To top it off, next to the human microphone video was a google ad for a loudspeaker array, from a company called TVi Audio.  The slogan? "Experience the Revolution".


Listening prostheses

Horn Antenna, Holmdel, New Jersey, circa 1960 (via)
I came across this image by chance, just flipping through images of Bell Laboratories.  The image itself speaks of a colossal effort to listen to something.  Was it a particular sound that was sought out here?  Not sound, but another kind of wave energy would be collected in this ear in the landscape.  This ear with its ability to rotate and point to a particular part of the sky could subtract out all of the radar and radio waves inundating the electro-magnetic landscape.

This engineering effort to eliminate noise led to a most unexpected discovery.  Research at the Bell Laboratories in the 1960s was conducted in concert with NASA's Project Echo using the above pictured Horn Antenna.
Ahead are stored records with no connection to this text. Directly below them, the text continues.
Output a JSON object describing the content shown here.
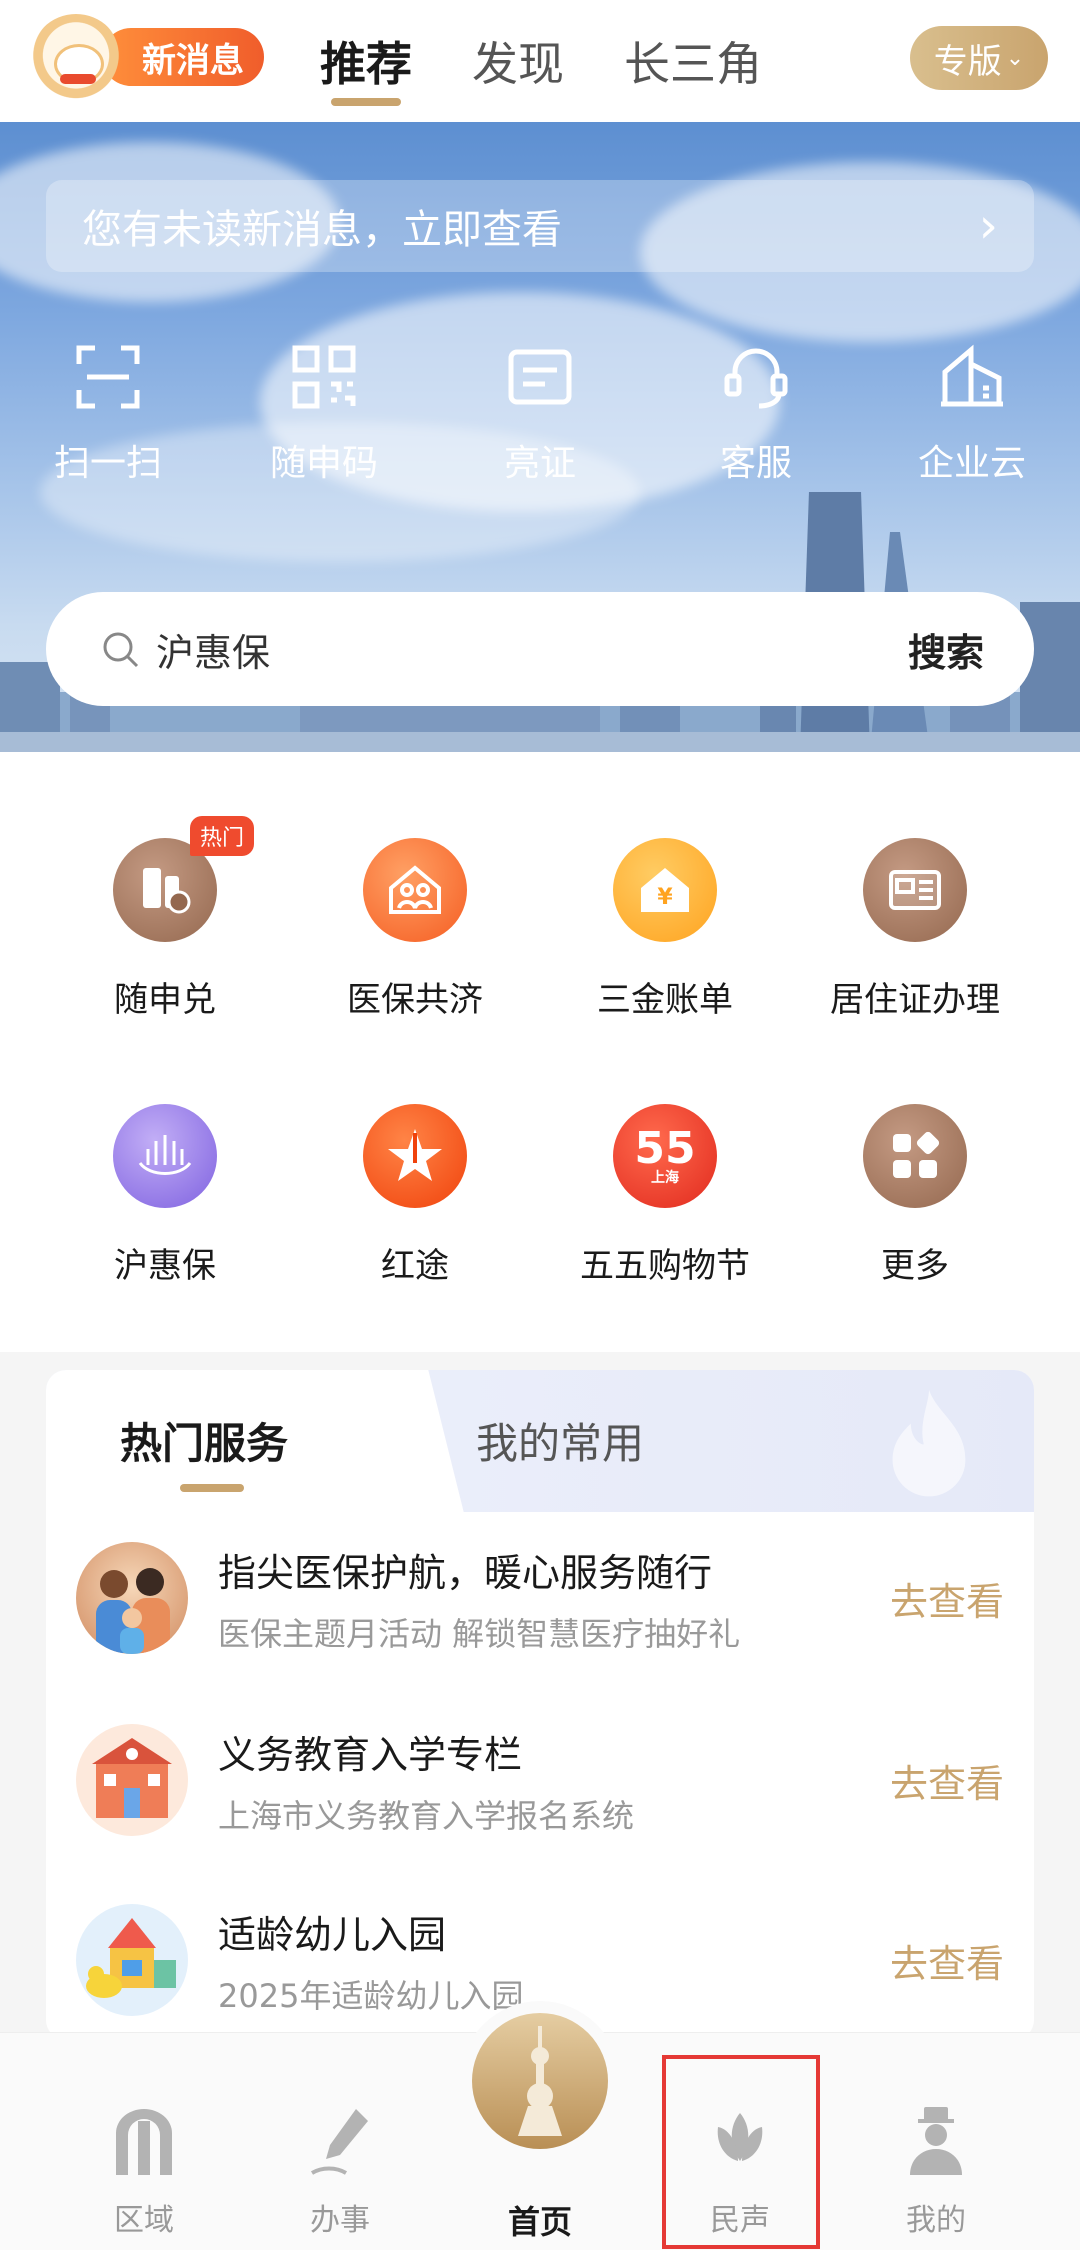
{
  "header": {
    "message_badge": "新消息",
    "tabs": [
      "推荐",
      "发现",
      "长三角"
    ],
    "active_tab": "推荐",
    "edition_button": "专版"
  },
  "hero": {
    "notice": "您有未读新消息，立即查看",
    "quick_actions": [
      {
        "label": "扫一扫",
        "icon": "scan-icon"
      },
      {
        "label": "随申码",
        "icon": "qr-code-icon"
      },
      {
        "label": "亮证",
        "icon": "id-card-icon"
      },
      {
        "label": "客服",
        "icon": "customer-service-icon"
      },
      {
        "label": "企业云",
        "icon": "building-icon"
      }
    ],
    "search": {
      "placeholder": "沪惠保",
      "button": "搜索"
    }
  },
  "service_grid": [
    {
      "label": "随申兑",
      "icon": "redeem-icon",
      "color": "#a57a63",
      "tag": "热门"
    },
    {
      "label": "医保共济",
      "icon": "family-house-icon",
      "color": "#ff7a3d"
    },
    {
      "label": "三金账单",
      "icon": "yuan-house-icon",
      "color": "#ffb23a"
    },
    {
      "label": "居住证办理",
      "icon": "residence-permit-icon",
      "color": "#a57a63"
    },
    {
      "label": "沪惠保",
      "icon": "lotus-icon",
      "color": "#9c7fe8"
    },
    {
      "label": "红途",
      "icon": "star-tower-icon",
      "color": "#ff5a1f"
    },
    {
      "label": "五五购物节",
      "icon": "shopping-festival-icon",
      "color": "#f2402f",
      "badge_text": "55",
      "badge_sub": "上海"
    },
    {
      "label": "更多",
      "icon": "grid-more-icon",
      "color": "#a57a63"
    }
  ],
  "services_card": {
    "tabs": [
      "热门服务",
      "我的常用"
    ],
    "active_tab": "热门服务",
    "items": [
      {
        "title": "指尖医保护航，暖心服务随行",
        "subtitle": "医保主题月活动 解锁智慧医疗抽好礼",
        "action": "去查看"
      },
      {
        "title": "义务教育入学专栏",
        "subtitle": "上海市义务教育入学报名系统",
        "action": "去查看"
      },
      {
        "title": "适龄幼儿入园",
        "subtitle": "2025年适龄幼儿入园",
        "action": "去查看"
      }
    ]
  },
  "bottom_nav": {
    "items": [
      "区域",
      "办事",
      "首页",
      "民声",
      "我的"
    ],
    "active": "首页"
  },
  "colors": {
    "accent_gold": "#c9a46e",
    "badge_orange": "#f05d2b",
    "highlight_red": "#e53935"
  }
}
The antenna was constructed to eliminate noise in order to receive a precise microwave signal reflected by a satellite in orbit.
The Horn Antenna, at the Bell Telephone Laboratories in Holmdel, New Jersey, is significant because of its association with the research work of two radio astronomers, Dr. Arno A. Penzias and Dr. Robert A. Wilson. In 1965 while using the Horn Antenna, Penzias and Wilson stumbled on the microwave background radiation that permeates the universe. Cosmologists quickly realized that Penzias and Wilson had made the most important discovery in modern astronomy since Edwin Hubble demonstrated in the 1920s that the universe was expanding. (via)
Granted, the "noise" was not audible in Penzias and Wilson's microwave radiation, but the concept is directly analogous to sound waves.  Sound mirrors along the UK's southern coast, built to detect aircraft in the decade leading up to WWII, were, like the Horn Antenna, used for a very specific purpose.   These concave concrete shells permitted a listener--or a microphone--at the focal point of the reflection to pick up the droning sound of approaching aircraft before the planes would become visible.  The giant mirrors become outdated before the war, and were effectively replaced by radar.   No great scientific discoveries would be made here, but the project is all the same critical as we turn our attention to new possibilities for listening prostheses.  What other vast engineering efforts with the aim of sharpening signals have potential for other listening purposes?

Anechoic chamber at the Harvard Acoustics Research Laboratory 

An anechoic chamber is also a kind of prosthesis, serving to eliminate sound reflections in a room.  Bell Labs built the first one, and Harvard's Acoustics Research Laboratory also built one.  ( See Beranek's Box  by Laci Videmsky for a short film on the anechoic chamber at Harvard  )  John Cage famously sat in Harvard's anechoic  for a period of time and emerged with a striking observation:
I heard two sounds, one high and one low. When I described them to the engineer in charge, he informed me that the high one was my nervous system in operation, the low one my blood in circulation.
JC's conclusion was that there could therefore be no such thing as silence.  As long as we live, a fundamental, background hum, pervades our experience.

So if silence is not possible, if a pure signal can never be achieved, a counter-project to the one of noise reduction emerges which is to amplify that background sound.  Such is the allure of the Sonic Pavilion by Doug Aitken - a mile deep boring into the earth with microphones and accelerometers at varying depths.  We hear the sounds of the earth, of seismic plates shifting, of a background geologic hum, transposed to the range of human hearing.  This representation is not at all trying to hear anything, to cull any particular signal or data set.  It is simply a project about listening.  Listening for the sake of listening, for the pleasure of recording that which is buried, masked, and otherwise un-listenable.

The listening prosthetic is ultimately about itself, which is partly why that photo of the Horn Antenna is so compelling.  Yes, as a piece of technology, it is out-dated.  Like the sound mirrors, it is a ruin.  It is no longer fired up to listen to the background waves of the Universe.  But the larger project of augmenting the act of listening continues.  Let it be a monument to listening.